▶ Exercise details
Every entry needs to be given again exactly as it reads.

(Entries taken from a collection)
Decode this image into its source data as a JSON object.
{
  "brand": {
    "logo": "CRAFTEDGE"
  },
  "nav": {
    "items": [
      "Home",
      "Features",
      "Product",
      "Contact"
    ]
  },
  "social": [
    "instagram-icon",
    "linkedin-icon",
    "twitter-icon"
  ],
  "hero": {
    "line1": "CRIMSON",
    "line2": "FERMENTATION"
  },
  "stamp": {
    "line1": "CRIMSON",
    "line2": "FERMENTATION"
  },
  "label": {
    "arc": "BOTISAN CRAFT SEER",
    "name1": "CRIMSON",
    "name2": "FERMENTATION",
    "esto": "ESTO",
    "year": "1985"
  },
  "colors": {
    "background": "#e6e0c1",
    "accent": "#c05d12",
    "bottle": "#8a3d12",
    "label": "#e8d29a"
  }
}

▶ Task answer
Decode this image into its source data as a JSON object.
{
  "brand": {
    "logo": "CRAFTEDGE"
  },
  "nav": {
    "items": [
      "Home",
      "Features",
      "Product",
      "Contact"
    ]
  },
  "social": [
    "instagram-icon",
    "linkedin-icon",
    "twitter-icon"
  ],
  "hero": {
    "line1": "CRIMSON",
    "line2": "FERMENTATION"
  },
  "stamp": {
    "line1": "CRIMSON",
    "line2": "FERMENTATION"
  },
  "label": {
    "arc": "BOTISAN CRAFT SEER",
    "name1": "CRIMSON",
    "name2": "FERMENTATION",
    "esto": "ESTO",
    "year": "1985"
  },
  "colors": {
    "background": "#e6e0c1",
    "accent": "#c05d12",
    "bottle": "#8a3d12",
    "label": "#e8d29a"
  }
}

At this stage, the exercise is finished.